Prostate cancer types

The prostate is a walnut-sized organ that surrounds the urethra; it produces a fluid that becomes part of semen. More than 99 percent of prostate cancers develop in the gland cells. This type of prostate cancer is called adenocarcinoma.

Several strategies are used for treating prostate adenocarcinoma. More than one of these treatment options may be used, depending on your individual case and goals:

More rarely, prostate cancer originates in other tissues of the prostate, which is called sarcoma.

Recurrent prostate cancer

Prostate cancer treatments are designed to kill cancerous cells, but sometimes, malignant cells remain in the prostate. Recurrent prostate cancer occurs when the cancer has returned after treatment. The malignancy may recur in the prostate area or in other areas of the body.

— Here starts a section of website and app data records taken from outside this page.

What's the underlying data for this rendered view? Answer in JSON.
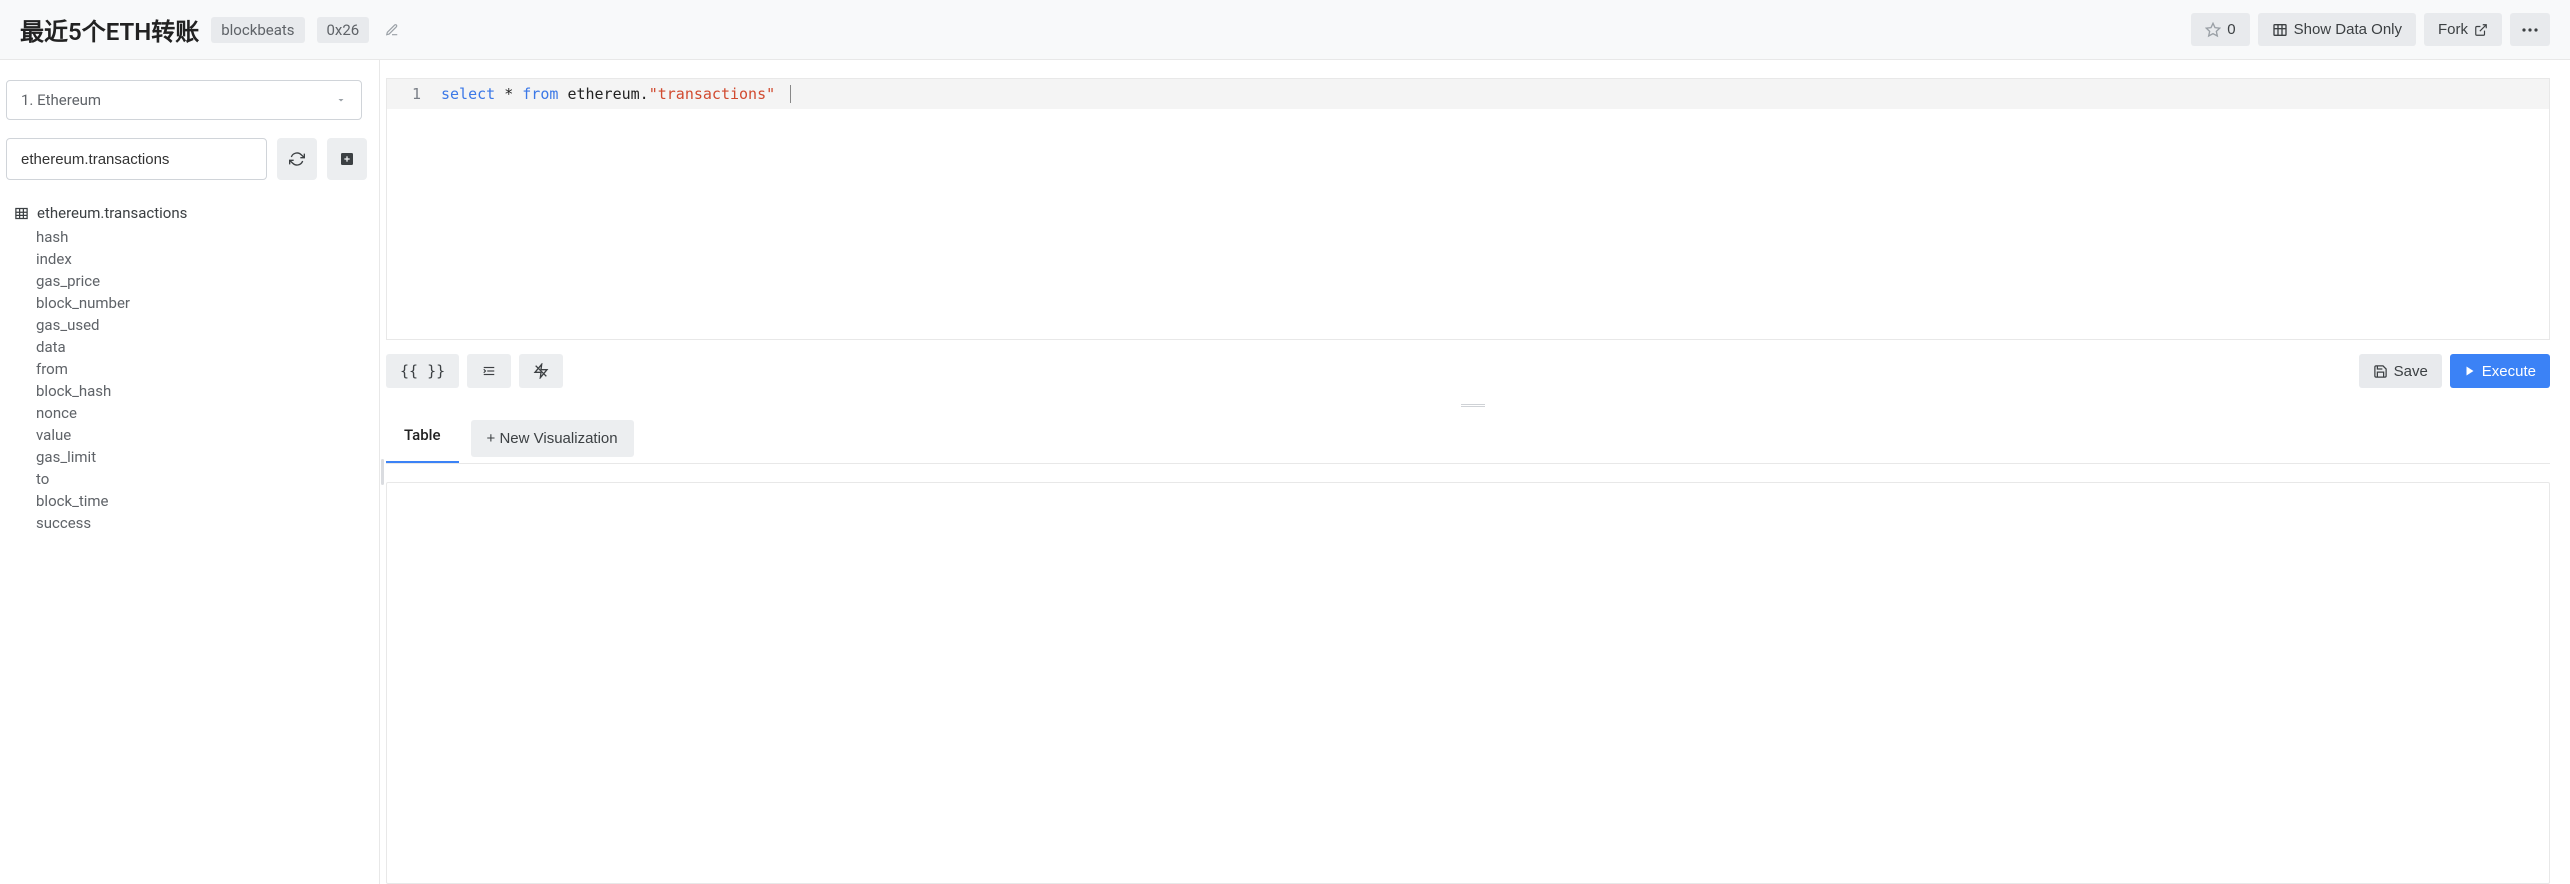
{
  "header": {
    "title": "最近5个ETH转账",
    "tags": [
      "blockbeats",
      "0x26"
    ],
    "star_count": "0",
    "show_data_label": "Show Data Only",
    "fork_label": "Fork"
  },
  "sidebar": {
    "dataset_selected": "1. Ethereum",
    "search_value": "ethereum.transactions",
    "table_name": "ethereum.transactions",
    "columns": [
      "hash",
      "index",
      "gas_price",
      "block_number",
      "gas_used",
      "data",
      "from",
      "block_hash",
      "nonce",
      "value",
      "gas_limit",
      "to",
      "block_time",
      "success"
    ]
  },
  "editor": {
    "line_number": "1",
    "tokens": {
      "select": "select",
      "star": "*",
      "from": "from",
      "schema": "ethereum.",
      "table": "\"transactions\""
    }
  },
  "toolbar": {
    "braces_label": "{{ }}",
    "save_label": "Save",
    "execute_label": "Execute"
  },
  "tabs": {
    "table_label": "Table",
    "new_viz_label": "+ New Visualization"
  }
}
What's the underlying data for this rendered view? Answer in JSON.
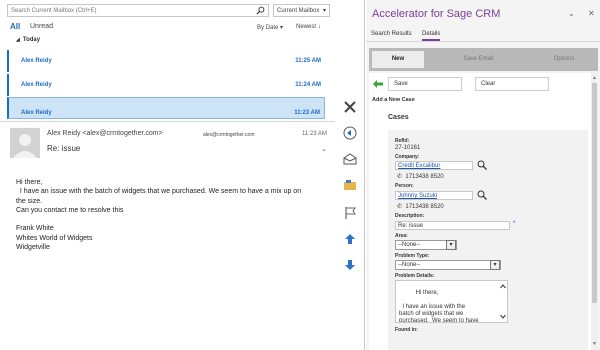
{
  "outlook": {
    "search_placeholder": "Search Current Mailbox (Ctrl+E)",
    "mailbox_scope": "Current Mailbox",
    "filter_all": "All",
    "filter_unread": "Unread",
    "sort_by": "By Date",
    "sort_order": "Newest",
    "group_today": "Today",
    "messages": [
      {
        "from": "Alex Reidy",
        "time": "11:25 AM"
      },
      {
        "from": "Alex Reidy",
        "time": "11:24 AM"
      },
      {
        "from": "Alex Reidy",
        "time": "11:23 AM"
      }
    ],
    "reading": {
      "sender": "Alex Reidy <alex@crmtogether.com>",
      "sender_email": "alex@crmtogether.com",
      "time": "11:23 AM",
      "subject": "Re: issue",
      "body_lines": [
        "Hi there,",
        "  I have an issue with the batch of widgets that we purchased. We seem to have a mix up on",
        "the size.",
        "Can you contact me to resolve this",
        "",
        "Frank White",
        "Whites World of Widgets",
        "Widgetville"
      ]
    }
  },
  "sage": {
    "title": "Accelerator for Sage CRM",
    "tabs": [
      "Search Results",
      "Details"
    ],
    "toolbar": {
      "new": "New",
      "save_email": "Save Email",
      "options": "Options"
    },
    "buttons": {
      "save": "Save",
      "clear": "Clear"
    },
    "add_new": "Add a New Case",
    "section": "Cases",
    "form": {
      "refid_label": "RefId:",
      "refid_value": "27-10161",
      "company_label": "Company:",
      "company_value": "Credit Excalibur",
      "company_phone": "1713438 8520",
      "person_label": "Person:",
      "person_value": "Johnny Suzuki",
      "person_phone": "1713438 8520",
      "description_label": "Description:",
      "description_value": "Re: issue",
      "area_label": "Area:",
      "area_value": "--None--",
      "problem_type_label": "Problem Type:",
      "problem_type_value": "--None--",
      "problem_details_label": "Problem Details:",
      "problem_details_value": "Hi there,\n\n  I have an issue with the\nbatch of widgets that we\npurchased.  We seem to have",
      "found_in_label": "Found in:"
    },
    "colors": {
      "accent": "#7a3f98",
      "link": "#1e56a8",
      "outlook_blue": "#1e6bc4"
    }
  },
  "icons": [
    "search-icon",
    "delete-icon",
    "reply-icon",
    "mark-read-icon",
    "move-icon",
    "flag-icon",
    "up-arrow-icon",
    "down-arrow-icon",
    "back-arrow-icon",
    "magnifier-icon"
  ]
}
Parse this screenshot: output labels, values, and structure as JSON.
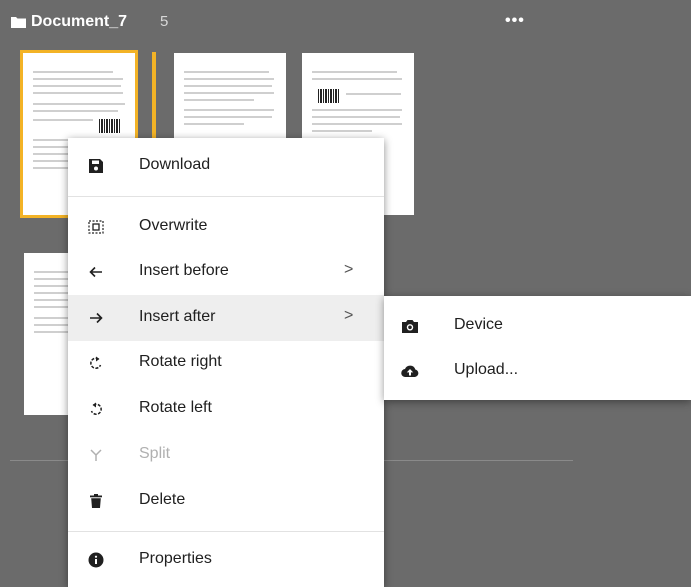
{
  "header": {
    "title": "Document_7",
    "page_count": "5",
    "more_label": "•••"
  },
  "pages": [
    {
      "name": "page-thumbnail-1",
      "selected": true
    },
    {
      "name": "page-thumbnail-2",
      "selected": false
    },
    {
      "name": "page-thumbnail-3",
      "selected": false
    },
    {
      "name": "page-thumbnail-4",
      "selected": false
    }
  ],
  "context_menu": {
    "items": [
      {
        "label": "Download",
        "icon": "save-icon"
      },
      {
        "label": "Overwrite",
        "icon": "overwrite-icon"
      },
      {
        "label": "Insert before",
        "icon": "arrow-left-icon",
        "has_submenu": true,
        "arrow": ">"
      },
      {
        "label": "Insert after",
        "icon": "arrow-right-icon",
        "has_submenu": true,
        "arrow": ">",
        "highlighted": true
      },
      {
        "label": "Rotate right",
        "icon": "rotate-right-icon"
      },
      {
        "label": "Rotate left",
        "icon": "rotate-left-icon"
      },
      {
        "label": "Split",
        "icon": "split-icon",
        "disabled": true
      },
      {
        "label": "Delete",
        "icon": "trash-icon"
      },
      {
        "label": "Properties",
        "icon": "info-icon"
      }
    ]
  },
  "submenu": {
    "items": [
      {
        "label": "Device",
        "icon": "camera-icon"
      },
      {
        "label": "Upload...",
        "icon": "cloud-upload-icon"
      }
    ]
  },
  "colors": {
    "accent": "#f3b326",
    "background": "#6b6b6b",
    "menu_bg": "#ffffff",
    "hover": "#eeeeee"
  }
}
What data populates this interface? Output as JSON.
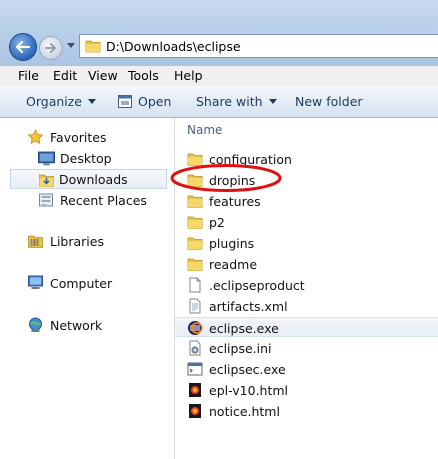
{
  "address": {
    "path": "D:\\Downloads\\eclipse"
  },
  "menu": {
    "items": [
      "File",
      "Edit",
      "View",
      "Tools",
      "Help"
    ]
  },
  "toolbar": {
    "organize": "Organize",
    "open": "Open",
    "share_with": "Share with",
    "new_folder": "New folder"
  },
  "sidebar": {
    "favorites": "Favorites",
    "desktop": "Desktop",
    "downloads": "Downloads",
    "recent_places": "Recent Places",
    "libraries": "Libraries",
    "computer": "Computer",
    "network": "Network"
  },
  "content": {
    "column_name": "Name",
    "files": [
      {
        "name": "configuration",
        "icon": "folder-icon"
      },
      {
        "name": "dropins",
        "icon": "folder-icon"
      },
      {
        "name": "features",
        "icon": "folder-icon"
      },
      {
        "name": "p2",
        "icon": "folder-icon"
      },
      {
        "name": "plugins",
        "icon": "folder-icon"
      },
      {
        "name": "readme",
        "icon": "folder-icon"
      },
      {
        "name": ".eclipseproduct",
        "icon": "blank-file-icon"
      },
      {
        "name": "artifacts.xml",
        "icon": "xml-file-icon"
      },
      {
        "name": "eclipse.exe",
        "icon": "eclipse-icon"
      },
      {
        "name": "eclipse.ini",
        "icon": "ini-file-icon"
      },
      {
        "name": "eclipsec.exe",
        "icon": "console-exe-icon"
      },
      {
        "name": "epl-v10.html",
        "icon": "html-file-icon"
      },
      {
        "name": "notice.html",
        "icon": "html-file-icon"
      }
    ]
  },
  "colors": {
    "annotation": "#e01010",
    "toolbar_text": "#1e3a5f",
    "selection": "#e6edf4"
  }
}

Cancer that returns to the prostate is called a local recurrence. If the disease develops in another part of the body, it is called metastatic prostate cancer, regional recurrence or distant recurrence. Cancer cells may travel away from the original prostate tumor to other parts of the body through the blood or lymphatic system. If the cancer metastasizes or spreads outside the prostate, it most likely develops in nearby lymph nodes first and then travels to the bones. The cancer may also spread to the liver or other organs.

Learn more about metastatic prostate cancer